Pros and Cons of RTMP as as the Streaming Technology of your choice
RTMP Streaming, at least in a homely setup, can be achieved with relative ease. The process of installing and setting up a Flash Media Server is simple and the technology is mature (it’s been around for 10+ years now). You can transmit Video and Audio in many formats and renditions, as well as apply Security Features such as Player Verification.
Not only that: one of the most important advantages of RTMP, when it comes to Live Broadcasts, is the very low latency/delay from real time in transmission: as we’ll see into later Posts, HTTP based Technologies introduce very high delays (10+ seconds wouldn’t be surprising) and that just cannot work with really, really Live transmissions such as Sport Events, Betting Systems, Trading related Applications.
There’s more to the pack of RTMP advantages over HTTP: for as sad as it may sound, not all Devices on Earth today are cutting edge Technology. Let’s talk Set Top Boxes for example: let alone a few remarkable exceptions, we are talking about dumb boxes packed with stone age old Hardware and Firmware. These do “understand” RTMP and not many of the most recent, next Posts related , HTTP based Streaming Technologies.
On the disadvantages side of the moon, my Dear Reader, you must bear in mind that RTMP is an old Technology and therefore does not work in some environments. For example, it does not work in HTML5. This is because RTMP differs from the HTTP Protocol. Also, it doesn’t work with all iDevices as you may have discovered already if you have (more than) one like we do: Apple doesn’t like Flash for some obvious reasons.
Add to that, that RTMP may prevent users from accessing files due to blocking by Firewalls (it generally works over Ports 1935 and 443, instead of famous HTTP Port 80). Always on the Network side of things, bandwidth limitations may lead to dropped frames or jitter in video and audio: as you may discover if you have a look at RTMP’s own RFC, RTMP – unlike HTTP – lacks lots of the error checking capabilities when it comes to dropped packets.
Last but not least, and especially for us dealing with the world of CDNs on a daily basis, RTMP is always more of a no-go when applying for Streaming CDN Services: most renowned CDNs don’t support it anymore, many others have stopped increasing their own RTMP Servers footprint worldwide, and many others are slowly de-constructing their RTMP Capacity as we’re speaking. In other words, when it comes to Big Streaming capabilities, you may find yourself alone in the CDN Space – though hope is still there to date.
RTMP is an old and proven Streaming Technology. The Flash Player which is used to view Video and Audio streamed via RTMP Protocol is popular and used extensively. However, this Technology suffers from limitations. Many of these have been overcome with modified versions of the Flash, but it wouldn’t be daring to say that RTMP is nearing what CDNs love to call “End of Life” as a Streaming Technology.
The latest Adobe Flash Media Server 4.5 has actually done away with the proprietary flv format and provides HTTP Dynamic streaming and HTTP Live streaming technology.

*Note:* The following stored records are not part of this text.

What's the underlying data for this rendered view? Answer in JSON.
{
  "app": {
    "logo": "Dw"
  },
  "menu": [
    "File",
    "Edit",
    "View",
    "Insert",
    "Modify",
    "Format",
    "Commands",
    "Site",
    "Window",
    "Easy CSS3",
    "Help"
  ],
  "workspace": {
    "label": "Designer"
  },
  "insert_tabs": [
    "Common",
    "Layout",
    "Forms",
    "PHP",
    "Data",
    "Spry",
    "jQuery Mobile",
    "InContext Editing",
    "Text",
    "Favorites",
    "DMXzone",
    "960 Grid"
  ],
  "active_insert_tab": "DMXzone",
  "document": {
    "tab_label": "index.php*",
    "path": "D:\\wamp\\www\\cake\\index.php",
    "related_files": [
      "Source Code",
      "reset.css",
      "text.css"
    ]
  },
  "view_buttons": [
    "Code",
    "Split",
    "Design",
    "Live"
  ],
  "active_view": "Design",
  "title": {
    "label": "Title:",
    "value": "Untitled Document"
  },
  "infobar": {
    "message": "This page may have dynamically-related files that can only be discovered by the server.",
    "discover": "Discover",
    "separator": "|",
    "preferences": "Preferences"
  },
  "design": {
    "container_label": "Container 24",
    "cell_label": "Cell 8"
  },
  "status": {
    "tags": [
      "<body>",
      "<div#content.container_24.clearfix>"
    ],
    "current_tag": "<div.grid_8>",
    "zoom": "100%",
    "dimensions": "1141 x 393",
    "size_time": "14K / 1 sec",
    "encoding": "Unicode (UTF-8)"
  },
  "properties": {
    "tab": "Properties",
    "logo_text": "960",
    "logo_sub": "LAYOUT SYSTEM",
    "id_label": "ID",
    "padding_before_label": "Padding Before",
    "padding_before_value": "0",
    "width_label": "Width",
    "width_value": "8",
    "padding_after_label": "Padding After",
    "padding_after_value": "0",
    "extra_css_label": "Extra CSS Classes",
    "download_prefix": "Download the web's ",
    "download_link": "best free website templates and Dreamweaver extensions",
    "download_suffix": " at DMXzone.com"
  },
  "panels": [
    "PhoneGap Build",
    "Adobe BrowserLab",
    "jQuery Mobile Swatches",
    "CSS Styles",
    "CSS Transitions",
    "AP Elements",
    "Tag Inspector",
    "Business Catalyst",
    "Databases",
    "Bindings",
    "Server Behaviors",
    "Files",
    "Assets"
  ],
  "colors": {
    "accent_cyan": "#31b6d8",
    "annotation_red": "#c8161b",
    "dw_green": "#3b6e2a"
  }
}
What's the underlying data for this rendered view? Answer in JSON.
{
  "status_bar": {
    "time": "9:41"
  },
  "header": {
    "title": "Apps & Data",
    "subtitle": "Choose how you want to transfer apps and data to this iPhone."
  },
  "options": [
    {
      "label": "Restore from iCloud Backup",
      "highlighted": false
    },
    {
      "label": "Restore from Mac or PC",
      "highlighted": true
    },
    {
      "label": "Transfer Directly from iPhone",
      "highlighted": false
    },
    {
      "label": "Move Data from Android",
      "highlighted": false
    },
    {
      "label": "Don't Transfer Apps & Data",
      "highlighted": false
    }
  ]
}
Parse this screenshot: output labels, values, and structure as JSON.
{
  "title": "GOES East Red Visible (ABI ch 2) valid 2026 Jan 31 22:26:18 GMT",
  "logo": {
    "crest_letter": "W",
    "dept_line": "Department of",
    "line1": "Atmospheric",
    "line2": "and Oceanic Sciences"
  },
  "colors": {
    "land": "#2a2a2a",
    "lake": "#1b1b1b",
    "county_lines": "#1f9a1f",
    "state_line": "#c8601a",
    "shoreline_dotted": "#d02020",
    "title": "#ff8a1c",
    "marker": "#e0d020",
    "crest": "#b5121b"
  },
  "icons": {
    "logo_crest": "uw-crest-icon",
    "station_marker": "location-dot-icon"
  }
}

We will discuss these streaming technologies in future Posts, as well as many more others, not Adobe proprietary ones.
We hope to have shed some decent light on RTMP at an introductory level and would love to hear from you now.